> TASK GOAL:
Pick every line from the data that holds the word "this".
# # #
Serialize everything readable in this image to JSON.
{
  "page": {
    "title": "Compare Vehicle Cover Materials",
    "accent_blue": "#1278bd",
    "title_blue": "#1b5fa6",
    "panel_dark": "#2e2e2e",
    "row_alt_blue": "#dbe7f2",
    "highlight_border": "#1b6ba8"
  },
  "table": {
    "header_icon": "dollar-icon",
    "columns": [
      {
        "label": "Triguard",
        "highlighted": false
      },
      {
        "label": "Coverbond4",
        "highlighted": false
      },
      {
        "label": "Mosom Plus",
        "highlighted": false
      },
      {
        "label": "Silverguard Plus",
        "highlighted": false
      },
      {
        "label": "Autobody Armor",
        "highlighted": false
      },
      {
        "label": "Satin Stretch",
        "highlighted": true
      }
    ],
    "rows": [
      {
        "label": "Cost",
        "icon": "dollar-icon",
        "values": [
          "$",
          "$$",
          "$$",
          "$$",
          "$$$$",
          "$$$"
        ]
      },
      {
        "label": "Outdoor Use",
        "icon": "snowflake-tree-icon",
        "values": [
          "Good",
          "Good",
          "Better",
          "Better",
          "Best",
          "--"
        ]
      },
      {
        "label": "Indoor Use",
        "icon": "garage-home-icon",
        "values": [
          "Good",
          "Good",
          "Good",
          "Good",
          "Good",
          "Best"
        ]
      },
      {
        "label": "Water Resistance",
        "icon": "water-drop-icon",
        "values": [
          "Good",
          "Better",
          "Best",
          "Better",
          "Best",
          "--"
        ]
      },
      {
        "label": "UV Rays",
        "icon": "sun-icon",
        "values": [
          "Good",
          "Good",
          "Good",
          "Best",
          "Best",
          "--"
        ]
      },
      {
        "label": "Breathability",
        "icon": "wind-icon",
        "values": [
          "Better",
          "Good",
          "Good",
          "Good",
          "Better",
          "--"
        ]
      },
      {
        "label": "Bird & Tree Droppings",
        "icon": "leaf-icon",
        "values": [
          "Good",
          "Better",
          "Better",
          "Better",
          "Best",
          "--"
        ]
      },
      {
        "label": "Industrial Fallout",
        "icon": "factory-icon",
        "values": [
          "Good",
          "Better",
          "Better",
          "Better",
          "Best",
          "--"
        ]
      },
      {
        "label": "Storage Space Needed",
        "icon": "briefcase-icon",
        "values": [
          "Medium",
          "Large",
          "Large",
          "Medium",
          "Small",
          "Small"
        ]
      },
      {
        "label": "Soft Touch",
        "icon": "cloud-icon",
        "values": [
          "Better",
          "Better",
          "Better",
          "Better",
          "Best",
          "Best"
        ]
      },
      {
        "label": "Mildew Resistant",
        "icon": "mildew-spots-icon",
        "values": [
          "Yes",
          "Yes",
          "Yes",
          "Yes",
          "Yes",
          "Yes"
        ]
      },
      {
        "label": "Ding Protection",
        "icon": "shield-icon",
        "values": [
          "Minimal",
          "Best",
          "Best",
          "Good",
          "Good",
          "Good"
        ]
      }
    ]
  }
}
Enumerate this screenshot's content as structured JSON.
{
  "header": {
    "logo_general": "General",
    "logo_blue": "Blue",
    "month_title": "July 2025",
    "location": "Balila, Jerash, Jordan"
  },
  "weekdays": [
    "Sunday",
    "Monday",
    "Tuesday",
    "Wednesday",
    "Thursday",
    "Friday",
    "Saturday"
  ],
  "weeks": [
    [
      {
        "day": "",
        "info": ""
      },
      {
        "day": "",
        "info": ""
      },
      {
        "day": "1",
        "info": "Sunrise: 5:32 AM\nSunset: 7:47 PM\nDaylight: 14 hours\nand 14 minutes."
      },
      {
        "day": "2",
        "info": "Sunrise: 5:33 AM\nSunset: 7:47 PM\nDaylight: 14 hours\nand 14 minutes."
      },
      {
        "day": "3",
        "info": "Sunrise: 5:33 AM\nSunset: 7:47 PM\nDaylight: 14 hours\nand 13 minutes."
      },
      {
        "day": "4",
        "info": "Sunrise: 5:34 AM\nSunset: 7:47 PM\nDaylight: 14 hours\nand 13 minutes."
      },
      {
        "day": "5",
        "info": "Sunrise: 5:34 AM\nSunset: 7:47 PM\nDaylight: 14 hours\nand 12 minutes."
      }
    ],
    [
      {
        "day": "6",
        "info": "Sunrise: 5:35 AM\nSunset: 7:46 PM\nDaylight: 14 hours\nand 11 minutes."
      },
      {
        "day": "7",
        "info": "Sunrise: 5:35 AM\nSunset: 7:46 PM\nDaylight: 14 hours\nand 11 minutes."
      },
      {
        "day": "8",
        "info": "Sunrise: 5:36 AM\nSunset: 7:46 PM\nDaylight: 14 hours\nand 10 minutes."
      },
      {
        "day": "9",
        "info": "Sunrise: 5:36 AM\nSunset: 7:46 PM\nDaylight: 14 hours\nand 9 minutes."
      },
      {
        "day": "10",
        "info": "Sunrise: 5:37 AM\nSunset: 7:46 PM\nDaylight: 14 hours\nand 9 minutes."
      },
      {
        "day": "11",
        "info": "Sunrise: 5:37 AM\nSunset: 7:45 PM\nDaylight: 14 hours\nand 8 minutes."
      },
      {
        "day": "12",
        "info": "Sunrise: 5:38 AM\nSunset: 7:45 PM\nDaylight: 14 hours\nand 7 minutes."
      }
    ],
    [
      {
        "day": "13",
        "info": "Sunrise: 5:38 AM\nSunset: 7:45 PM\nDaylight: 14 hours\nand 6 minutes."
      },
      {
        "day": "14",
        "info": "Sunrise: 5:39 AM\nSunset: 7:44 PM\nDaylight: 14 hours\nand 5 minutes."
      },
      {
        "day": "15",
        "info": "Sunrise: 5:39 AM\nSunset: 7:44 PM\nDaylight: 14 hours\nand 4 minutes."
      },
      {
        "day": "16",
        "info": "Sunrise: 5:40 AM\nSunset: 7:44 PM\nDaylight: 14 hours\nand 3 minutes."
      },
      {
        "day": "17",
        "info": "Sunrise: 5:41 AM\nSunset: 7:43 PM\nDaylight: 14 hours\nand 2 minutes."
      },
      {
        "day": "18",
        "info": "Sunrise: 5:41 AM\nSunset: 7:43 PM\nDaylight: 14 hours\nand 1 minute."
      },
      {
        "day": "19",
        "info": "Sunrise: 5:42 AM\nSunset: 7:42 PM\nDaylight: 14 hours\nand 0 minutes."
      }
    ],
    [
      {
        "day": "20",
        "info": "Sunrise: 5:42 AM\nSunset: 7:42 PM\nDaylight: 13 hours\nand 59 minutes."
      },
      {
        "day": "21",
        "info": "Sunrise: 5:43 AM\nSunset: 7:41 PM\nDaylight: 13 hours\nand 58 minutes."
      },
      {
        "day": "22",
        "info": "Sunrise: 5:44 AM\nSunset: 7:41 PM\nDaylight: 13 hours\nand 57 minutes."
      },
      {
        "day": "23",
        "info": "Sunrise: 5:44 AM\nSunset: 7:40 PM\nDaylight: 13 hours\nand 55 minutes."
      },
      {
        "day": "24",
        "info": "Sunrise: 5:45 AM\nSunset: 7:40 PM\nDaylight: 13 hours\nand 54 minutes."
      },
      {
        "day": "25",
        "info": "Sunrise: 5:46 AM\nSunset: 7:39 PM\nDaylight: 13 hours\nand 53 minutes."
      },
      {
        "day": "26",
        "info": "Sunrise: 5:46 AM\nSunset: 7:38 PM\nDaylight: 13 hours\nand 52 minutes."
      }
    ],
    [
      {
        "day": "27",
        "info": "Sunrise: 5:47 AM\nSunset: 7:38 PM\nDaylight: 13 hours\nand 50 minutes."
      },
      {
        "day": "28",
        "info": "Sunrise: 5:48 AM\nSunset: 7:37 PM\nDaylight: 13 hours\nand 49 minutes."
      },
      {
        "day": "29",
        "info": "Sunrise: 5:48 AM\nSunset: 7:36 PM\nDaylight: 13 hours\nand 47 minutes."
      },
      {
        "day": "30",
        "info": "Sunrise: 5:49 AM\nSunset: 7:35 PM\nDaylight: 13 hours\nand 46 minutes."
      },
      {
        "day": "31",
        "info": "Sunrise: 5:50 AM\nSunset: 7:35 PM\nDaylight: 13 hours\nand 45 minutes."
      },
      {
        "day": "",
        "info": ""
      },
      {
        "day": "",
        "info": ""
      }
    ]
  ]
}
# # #
> EXPECTED OUTPUT:
Serialize everything readable in this image to JSON.
Enumerate this screenshot's content as structured JSON.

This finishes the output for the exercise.